I disagree, but not that harshly. I don’t think he’s out of his timezone, I think it’s more to do with the power the Unions still appear to wield over the party in general and his constant disagreements with Tom Watson and almost every other major player in the party which meant he never picked a position; on Europe, on immigration, on Brexit, on Green issues… It’s all very well saying “let’s sit down and talk about it,” but he never actually seemed to pick a side, on nearly everything, and I think that’s what gave openings for his opposition to keep hitting him and he was too weak or too unwilling to make a stand anywhere for all the years he has been in charge.
It didn’t matter in the last couple of weeks that the manifesto was full of positive and progressive ideas that the country surely needs and thousands of people really responded to - he never led, only suggested.
Nice guy, nice ideals; crap leadership skills.
“Join me,” just isn’t as powerful as “Follow me!” much as I wish it was.
That goes back to his stuck-in-time attitude. Thatcher switched from support to opposition for EU membership in large part because the super-state recognised labour rights to a degree* that repulsed the Tories. But from his statements and behaviour, it seems Corbyn never got that message back in the 1980s.
It didn’t matter because this election was about one thing and one thing only, and the old ditherer either didn’t have the guts or – more likely – the inclination to make a clear statement on it. Instead, as Frankie Boyle said, he instructed the party to read poetry at an orgy.
I can definitely agree on his nice ideals (which moved the party back in the proper direction) and his crap leadership skills (in general if not in the specifics). He’s yesterday’s man, if you measure the hours in two-year increments – the wrong leader at the worst possible time.
[* a very small degree – acknowledging that workers are humans worthy of dignity rather than cogs in a capitalist’s machine is enough to repulse a Tory – but a degree none-the-less]
In better news the DUP have lost 3 of their seats in NI, 1 to Sinn Fein, 1 to SDLP and the other to Alliance. All thanks to their voting pact. If Labour had been willing to work the LDs and the Greens we could’ve prevented 10-20 seats going to the Tories (LDs would’ve picked up seats in London, Labour would have retained more in the north), it wouldn’t have been enough though, Labour have only themselves to blame.
Edit: DUP didn’t lose a seat to Alliance, it used to be an Independant Unionist seat, but it would’ve gone to them without the pact.

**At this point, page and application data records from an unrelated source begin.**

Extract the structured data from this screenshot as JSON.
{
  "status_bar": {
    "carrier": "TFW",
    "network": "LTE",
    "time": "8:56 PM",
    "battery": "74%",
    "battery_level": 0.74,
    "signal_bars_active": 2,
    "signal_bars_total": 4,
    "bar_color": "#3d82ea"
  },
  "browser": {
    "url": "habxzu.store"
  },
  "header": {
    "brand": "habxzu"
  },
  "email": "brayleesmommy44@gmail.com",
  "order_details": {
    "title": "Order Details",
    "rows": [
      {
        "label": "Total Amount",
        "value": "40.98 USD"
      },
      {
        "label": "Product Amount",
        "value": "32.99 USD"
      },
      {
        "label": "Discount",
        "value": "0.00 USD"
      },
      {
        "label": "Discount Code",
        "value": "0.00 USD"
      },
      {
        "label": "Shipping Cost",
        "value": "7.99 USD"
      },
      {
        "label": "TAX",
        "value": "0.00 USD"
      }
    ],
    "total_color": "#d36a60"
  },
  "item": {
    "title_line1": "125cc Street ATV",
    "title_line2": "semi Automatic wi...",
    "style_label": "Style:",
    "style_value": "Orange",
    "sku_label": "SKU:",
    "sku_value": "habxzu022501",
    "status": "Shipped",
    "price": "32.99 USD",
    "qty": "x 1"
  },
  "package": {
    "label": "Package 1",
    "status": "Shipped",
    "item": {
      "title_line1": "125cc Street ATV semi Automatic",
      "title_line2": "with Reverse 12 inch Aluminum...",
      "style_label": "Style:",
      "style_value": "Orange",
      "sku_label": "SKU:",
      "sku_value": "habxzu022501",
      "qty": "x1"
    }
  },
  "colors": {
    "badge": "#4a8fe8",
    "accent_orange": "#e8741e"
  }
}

That is never how things work. Do you think the people who voted for the nazis were the ones who suffered the most?
So, so fucked.
I’ve seen people describing Corbyn as being at least one generation out of date, and that seems accurate enough to me. Also, he was an opposition leader who seemed unwilling to do much opposing, because of his own Brexiteer leanings.
How fucked? Indescribably, infinitely, absolutely, unutterably, desperately fucked.
Long rant deleted - it was becoming incoherent, I’m so full of despair and anger today. But nobody who voted Tory in any of those previously safe Labour strongholds will ever get any sympathy from me when they start bleating about how they’ve been shafted - as they certainly will be, one way or another. Whatever befalls them now, well they can just suck it up, with zero sympathy, as far as I am concerned. Every time these voters object to some newly invented fuckwittery by the Tories that threatens to harm them, I hope they enjoy being told how they gave him a mandate to do whatever the fuck he likes.
A man who doesn’t give a fuck about anything at all - beyond himself - has just been given permission to do whatever the fuck he likes. It’s terrifying.
They will not be allowed one. Boris doing a u-turn on that one might get even him slung out of his party.